A key problem in Hong Kong and in other communities in Asia is a simple xenophobic refusal either to acknowledge a severe and growing problem, or to put in place any comprehensive policy framework to tackle it. Sooner than we think, this failure will come back to bite us – with significant economic costs across the economy.
We already live in profound ignorance over the size of the skills shortages – and the size of the role played across Asia by internationally mobile workers. The International Labour Organisation’s most recent Asia Pacific Migration Report says that Asia Pacific is home to 59 million internationally mobile workers. Australia is today home to 6.4 million international workers. Thailand has 3.7 million, while Malaysia and Japan have 2.4 million apiece. Even China has 2.8 million.
These are big numbers that measure a big problem. Because of official refusal to respond, skilled people can’t effectively be matched with the acute skills shortages in the region. Because the need for such workers is so acute, illicit channels emerge (about 1.3 million of the 10.5 million Filipinos currently working abroad are “irregular” workers, undocumented and working illegally), and agencies that manage the movement of workers are the source of all manner of corrupt practises and extortions.
One of the key challenges in Apec this year is for the business community to drive forcefully home to leaders in the 21 Apec economies the need for urgent region-wide action to improve management of this pressing regional issue. So when members of the Apec Business Advisory Council met this week in San Francisco, an important priority was to frame a persuasive plan of action. There will be four key threads:
•First, to get Apec member economies to submit information on skills shortages in a standard format so that a region-wide “skills map” can be built that helps us to see where shortages are gravest, and to help target new vocational training programmes
•Then put in place a transparent and simpler process for managing the movement of international workers. This would not only oversee agencies more rigorously, but try to develop portable social security and health care plans for international workers, and perhaps international worker cards similar to the successful Apec Business Travel Card, to simplify the movement of workers between countries.
•Third, to improve the region-wide recognition of skills and qualifications. Work has already started on this in Apec, and is likely to grow around “pilot” areas like health workers and tourism industry workers.
•And finally, to help international companies to move their executives around their global operations more easily. According to a recent PwC report on nurturing international workers, an average of 12 per cent of the workforce in global multinationals are internationally mobile each year – and while 15 years ago most of these were top-level executives, today only 20 per cent are executive level. Around 50 per cent of their mobile workers are “mid-tier”, and 35 per cent are junior, being sent on international assignments to learn how a global business works.
Whatever the wrong-headed rhetoric of Donald Trump or his counterparts, one of the better ways of ruining our future economic competitiveness will be to shut our doors to these new and keenly-needed skills. As a city economy, Hong Kong will never meet its skills needs from within our own boundaries, however good our colleges and universities. Our leaders need to stop pretending there is no problem, and develop comprehensive plans to enable us to remain the “superconnector” they claim we are. Keeping our doors wide open to international workers must be a key part of that plan.
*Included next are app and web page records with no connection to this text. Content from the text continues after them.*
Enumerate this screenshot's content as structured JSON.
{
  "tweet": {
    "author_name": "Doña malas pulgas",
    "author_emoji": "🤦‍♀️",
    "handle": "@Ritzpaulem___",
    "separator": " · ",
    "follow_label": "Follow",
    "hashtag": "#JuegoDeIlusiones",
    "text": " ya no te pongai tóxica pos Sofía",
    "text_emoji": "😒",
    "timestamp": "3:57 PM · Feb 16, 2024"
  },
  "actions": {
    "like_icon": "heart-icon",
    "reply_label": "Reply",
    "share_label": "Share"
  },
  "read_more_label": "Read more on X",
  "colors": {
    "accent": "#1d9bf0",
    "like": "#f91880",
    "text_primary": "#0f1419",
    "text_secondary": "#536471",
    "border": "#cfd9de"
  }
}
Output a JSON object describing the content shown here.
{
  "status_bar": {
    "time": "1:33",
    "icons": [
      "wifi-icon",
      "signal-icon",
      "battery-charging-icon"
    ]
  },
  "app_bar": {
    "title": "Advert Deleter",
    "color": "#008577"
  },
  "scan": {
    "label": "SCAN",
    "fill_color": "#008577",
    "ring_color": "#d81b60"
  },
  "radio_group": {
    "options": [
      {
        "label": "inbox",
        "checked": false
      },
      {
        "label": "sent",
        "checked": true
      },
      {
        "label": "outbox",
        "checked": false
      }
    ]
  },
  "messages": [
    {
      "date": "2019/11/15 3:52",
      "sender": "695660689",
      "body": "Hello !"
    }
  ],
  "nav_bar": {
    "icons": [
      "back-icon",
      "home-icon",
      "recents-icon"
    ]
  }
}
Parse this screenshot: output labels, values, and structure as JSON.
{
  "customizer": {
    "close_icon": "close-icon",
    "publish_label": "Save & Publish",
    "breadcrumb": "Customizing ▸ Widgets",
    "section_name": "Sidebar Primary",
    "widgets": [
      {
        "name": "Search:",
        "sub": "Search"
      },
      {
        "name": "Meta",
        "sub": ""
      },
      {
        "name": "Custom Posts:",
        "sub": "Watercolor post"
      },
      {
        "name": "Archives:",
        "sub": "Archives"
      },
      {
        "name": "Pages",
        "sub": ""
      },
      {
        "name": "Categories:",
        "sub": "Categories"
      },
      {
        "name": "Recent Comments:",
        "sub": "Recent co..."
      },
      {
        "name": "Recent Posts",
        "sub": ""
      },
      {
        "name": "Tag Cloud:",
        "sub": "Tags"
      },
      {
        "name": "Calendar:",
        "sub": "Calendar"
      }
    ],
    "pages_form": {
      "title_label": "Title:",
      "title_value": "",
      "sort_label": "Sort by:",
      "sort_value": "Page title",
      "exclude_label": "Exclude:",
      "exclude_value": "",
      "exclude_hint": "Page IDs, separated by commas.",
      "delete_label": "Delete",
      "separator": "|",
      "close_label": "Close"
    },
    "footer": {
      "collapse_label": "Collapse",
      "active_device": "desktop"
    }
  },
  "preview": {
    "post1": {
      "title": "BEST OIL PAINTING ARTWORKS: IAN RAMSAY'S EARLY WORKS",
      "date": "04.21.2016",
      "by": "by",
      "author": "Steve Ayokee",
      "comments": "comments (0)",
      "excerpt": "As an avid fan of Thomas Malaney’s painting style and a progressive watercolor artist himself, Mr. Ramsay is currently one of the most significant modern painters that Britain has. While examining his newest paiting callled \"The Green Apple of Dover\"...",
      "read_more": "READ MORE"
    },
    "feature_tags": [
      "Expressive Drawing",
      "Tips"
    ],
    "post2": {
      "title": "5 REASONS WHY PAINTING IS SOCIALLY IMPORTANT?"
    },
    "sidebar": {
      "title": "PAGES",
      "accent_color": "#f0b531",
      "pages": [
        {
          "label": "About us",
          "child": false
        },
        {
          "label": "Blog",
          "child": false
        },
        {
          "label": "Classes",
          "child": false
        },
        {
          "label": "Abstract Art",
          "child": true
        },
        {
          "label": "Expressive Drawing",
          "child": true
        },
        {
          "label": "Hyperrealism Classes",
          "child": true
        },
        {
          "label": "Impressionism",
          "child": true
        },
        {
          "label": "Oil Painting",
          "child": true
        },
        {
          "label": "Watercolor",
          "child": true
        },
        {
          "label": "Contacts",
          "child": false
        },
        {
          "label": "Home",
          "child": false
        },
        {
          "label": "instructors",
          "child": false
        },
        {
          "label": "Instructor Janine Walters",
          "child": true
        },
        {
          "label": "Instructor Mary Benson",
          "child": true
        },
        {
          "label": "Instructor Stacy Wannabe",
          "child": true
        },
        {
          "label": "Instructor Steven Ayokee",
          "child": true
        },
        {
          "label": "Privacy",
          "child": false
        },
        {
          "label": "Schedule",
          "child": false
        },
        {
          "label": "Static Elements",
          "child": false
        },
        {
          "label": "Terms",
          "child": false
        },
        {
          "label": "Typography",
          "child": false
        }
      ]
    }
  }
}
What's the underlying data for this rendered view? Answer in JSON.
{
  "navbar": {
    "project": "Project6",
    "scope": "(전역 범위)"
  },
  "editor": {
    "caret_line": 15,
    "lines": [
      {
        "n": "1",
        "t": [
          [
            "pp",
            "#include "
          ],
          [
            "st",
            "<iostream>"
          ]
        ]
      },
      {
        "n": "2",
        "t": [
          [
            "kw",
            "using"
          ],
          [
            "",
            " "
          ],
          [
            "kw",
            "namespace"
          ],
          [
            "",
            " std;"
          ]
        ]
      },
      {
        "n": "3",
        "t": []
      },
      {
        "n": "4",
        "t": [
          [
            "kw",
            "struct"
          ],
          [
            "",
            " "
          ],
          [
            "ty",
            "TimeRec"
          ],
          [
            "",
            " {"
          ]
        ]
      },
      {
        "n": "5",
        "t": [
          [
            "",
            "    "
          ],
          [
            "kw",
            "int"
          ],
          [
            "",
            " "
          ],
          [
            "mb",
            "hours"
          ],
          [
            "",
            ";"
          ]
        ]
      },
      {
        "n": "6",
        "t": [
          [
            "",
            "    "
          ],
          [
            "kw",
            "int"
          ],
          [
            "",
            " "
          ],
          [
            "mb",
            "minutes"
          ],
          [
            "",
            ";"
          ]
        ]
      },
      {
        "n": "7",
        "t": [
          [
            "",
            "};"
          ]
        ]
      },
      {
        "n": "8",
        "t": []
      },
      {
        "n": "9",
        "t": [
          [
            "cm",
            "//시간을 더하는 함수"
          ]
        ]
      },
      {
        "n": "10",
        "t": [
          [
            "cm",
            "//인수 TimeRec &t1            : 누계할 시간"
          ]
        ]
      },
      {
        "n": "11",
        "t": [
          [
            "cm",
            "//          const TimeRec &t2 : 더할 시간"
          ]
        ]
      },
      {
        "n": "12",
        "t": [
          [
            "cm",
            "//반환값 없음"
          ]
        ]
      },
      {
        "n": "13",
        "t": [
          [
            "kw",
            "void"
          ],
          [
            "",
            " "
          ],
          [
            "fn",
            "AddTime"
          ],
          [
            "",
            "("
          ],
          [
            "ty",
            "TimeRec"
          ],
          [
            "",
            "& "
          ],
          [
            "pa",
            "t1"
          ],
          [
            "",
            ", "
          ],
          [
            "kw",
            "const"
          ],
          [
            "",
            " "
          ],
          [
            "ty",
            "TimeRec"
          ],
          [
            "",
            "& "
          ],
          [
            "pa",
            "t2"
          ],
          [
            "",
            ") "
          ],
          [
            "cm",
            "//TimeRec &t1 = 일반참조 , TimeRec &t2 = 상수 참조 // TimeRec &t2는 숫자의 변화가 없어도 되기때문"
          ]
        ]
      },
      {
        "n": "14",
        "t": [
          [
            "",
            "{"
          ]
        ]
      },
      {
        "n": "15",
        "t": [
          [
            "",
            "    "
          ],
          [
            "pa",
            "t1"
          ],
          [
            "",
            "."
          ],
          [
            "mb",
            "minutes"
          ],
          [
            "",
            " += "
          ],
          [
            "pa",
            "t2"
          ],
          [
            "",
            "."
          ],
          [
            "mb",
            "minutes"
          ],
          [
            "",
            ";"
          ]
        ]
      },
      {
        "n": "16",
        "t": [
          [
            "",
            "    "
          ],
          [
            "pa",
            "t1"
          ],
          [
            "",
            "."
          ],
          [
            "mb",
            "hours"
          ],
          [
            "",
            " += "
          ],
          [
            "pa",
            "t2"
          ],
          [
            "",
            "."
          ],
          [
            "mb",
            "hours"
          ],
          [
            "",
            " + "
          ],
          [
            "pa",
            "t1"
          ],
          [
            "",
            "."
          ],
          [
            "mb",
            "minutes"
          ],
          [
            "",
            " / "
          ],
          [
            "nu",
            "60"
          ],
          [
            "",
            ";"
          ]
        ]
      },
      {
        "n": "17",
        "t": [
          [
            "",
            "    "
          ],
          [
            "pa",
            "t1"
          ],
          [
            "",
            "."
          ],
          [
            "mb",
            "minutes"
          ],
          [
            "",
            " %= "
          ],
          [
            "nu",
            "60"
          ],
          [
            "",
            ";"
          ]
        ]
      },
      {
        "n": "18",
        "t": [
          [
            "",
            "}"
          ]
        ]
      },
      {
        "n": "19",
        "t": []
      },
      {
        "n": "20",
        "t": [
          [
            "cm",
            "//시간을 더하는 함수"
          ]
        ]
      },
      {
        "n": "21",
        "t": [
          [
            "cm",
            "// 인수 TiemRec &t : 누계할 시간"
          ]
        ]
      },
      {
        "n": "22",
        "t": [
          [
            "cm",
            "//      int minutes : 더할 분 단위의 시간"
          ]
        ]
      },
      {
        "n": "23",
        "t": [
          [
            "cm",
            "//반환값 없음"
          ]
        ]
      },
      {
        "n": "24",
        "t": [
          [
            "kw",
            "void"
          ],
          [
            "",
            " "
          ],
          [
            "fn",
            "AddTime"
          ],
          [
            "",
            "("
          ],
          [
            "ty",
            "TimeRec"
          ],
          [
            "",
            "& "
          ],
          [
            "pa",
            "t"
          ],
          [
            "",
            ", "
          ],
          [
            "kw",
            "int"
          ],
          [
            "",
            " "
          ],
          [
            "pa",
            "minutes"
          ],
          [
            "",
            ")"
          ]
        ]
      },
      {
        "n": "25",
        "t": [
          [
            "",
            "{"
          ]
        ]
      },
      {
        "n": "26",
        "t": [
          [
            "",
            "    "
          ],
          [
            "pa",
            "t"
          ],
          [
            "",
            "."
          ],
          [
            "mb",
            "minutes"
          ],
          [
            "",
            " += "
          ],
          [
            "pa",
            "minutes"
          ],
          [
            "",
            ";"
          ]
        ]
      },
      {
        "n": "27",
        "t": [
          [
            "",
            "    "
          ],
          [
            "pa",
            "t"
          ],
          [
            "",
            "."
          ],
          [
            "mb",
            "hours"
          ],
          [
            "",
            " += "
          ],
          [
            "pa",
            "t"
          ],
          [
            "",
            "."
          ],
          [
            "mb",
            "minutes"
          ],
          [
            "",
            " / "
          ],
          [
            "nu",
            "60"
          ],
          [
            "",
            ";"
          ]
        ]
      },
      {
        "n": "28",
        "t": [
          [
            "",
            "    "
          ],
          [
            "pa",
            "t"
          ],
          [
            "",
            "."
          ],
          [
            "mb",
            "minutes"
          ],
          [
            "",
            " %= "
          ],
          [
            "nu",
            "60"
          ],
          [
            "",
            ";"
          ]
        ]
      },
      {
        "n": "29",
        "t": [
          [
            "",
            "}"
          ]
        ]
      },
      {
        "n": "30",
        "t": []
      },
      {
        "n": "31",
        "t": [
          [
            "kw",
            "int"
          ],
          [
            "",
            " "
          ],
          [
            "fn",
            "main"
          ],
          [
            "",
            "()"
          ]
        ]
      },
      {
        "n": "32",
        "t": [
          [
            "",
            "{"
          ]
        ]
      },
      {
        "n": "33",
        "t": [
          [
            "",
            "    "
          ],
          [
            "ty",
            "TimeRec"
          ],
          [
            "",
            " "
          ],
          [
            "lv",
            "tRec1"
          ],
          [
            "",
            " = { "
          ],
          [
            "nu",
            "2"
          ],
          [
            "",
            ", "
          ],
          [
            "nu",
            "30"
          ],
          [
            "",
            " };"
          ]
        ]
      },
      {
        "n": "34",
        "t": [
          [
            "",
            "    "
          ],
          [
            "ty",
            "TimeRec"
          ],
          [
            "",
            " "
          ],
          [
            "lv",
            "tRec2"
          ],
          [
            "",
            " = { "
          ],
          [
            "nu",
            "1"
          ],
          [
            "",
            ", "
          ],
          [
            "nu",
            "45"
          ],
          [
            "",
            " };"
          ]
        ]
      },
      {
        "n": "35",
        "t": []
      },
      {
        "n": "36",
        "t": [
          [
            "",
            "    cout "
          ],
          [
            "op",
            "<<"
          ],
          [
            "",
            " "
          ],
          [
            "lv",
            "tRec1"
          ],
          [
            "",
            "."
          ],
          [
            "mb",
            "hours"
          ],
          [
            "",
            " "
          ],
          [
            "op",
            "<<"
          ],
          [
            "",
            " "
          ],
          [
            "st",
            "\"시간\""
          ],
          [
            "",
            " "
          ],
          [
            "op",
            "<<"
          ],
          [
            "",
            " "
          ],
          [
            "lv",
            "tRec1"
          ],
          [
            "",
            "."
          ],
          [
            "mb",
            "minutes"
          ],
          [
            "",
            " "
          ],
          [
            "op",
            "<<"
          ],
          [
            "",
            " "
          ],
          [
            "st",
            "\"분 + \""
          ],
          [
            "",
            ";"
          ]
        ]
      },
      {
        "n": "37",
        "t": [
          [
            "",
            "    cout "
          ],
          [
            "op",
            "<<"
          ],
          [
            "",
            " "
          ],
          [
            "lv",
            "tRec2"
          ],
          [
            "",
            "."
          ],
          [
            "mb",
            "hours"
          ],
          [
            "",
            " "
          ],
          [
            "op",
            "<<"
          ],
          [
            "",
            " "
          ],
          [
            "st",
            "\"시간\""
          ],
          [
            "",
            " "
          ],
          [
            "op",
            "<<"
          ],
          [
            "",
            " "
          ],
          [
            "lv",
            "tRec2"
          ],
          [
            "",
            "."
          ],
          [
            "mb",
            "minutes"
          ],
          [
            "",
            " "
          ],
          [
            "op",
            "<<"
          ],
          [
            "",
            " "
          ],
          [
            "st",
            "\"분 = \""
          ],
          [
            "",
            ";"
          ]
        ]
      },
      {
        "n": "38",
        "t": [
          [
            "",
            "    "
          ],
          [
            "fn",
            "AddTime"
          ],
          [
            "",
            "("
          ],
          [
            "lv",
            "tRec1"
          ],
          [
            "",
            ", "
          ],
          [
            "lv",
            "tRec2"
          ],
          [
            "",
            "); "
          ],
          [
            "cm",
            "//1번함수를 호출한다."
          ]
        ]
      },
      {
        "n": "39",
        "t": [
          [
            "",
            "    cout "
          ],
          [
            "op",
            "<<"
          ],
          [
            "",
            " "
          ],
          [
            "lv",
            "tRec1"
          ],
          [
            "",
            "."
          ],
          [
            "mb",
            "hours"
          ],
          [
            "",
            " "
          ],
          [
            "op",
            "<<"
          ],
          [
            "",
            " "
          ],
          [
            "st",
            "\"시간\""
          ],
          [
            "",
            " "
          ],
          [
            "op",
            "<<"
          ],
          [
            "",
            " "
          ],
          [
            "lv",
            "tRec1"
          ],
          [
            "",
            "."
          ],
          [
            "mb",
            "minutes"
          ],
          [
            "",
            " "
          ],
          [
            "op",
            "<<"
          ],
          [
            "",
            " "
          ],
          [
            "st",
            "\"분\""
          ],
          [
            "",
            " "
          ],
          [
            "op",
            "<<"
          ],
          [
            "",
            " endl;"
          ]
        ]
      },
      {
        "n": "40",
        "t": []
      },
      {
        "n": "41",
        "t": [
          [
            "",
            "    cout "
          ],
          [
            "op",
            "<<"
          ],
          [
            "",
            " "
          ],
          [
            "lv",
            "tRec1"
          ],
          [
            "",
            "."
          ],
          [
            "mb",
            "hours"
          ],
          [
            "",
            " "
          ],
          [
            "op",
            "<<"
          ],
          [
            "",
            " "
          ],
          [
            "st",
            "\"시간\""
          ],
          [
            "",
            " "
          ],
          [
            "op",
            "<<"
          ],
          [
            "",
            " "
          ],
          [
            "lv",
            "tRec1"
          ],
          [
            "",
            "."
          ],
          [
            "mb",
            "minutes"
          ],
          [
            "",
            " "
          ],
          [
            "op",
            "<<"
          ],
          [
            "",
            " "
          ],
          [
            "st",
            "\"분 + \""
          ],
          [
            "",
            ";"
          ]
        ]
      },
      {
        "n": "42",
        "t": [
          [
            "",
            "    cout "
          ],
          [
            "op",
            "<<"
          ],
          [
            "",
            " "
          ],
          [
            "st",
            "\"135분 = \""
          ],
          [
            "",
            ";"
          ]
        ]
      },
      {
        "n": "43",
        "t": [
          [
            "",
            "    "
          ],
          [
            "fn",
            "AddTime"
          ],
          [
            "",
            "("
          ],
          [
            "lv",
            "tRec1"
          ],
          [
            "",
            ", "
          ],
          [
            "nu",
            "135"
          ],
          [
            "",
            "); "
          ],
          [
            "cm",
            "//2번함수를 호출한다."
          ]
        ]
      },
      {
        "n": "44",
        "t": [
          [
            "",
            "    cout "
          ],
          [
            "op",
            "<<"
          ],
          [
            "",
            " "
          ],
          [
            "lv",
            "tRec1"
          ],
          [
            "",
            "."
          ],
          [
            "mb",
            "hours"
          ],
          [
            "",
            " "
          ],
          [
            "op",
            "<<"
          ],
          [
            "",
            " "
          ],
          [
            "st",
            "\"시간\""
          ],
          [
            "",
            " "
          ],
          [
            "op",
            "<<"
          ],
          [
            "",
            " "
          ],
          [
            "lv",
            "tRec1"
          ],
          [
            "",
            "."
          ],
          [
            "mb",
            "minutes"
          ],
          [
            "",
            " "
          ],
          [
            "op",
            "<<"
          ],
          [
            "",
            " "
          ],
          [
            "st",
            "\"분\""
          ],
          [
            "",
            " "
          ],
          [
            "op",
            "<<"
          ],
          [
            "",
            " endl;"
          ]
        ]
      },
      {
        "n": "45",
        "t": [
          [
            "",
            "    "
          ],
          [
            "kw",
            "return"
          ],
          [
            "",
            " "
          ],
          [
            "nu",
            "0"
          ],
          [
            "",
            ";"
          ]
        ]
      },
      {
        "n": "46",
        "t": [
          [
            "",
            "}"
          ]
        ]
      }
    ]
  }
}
David Dodwell is executive director of the Hong Kong-Apec Trade Policy Group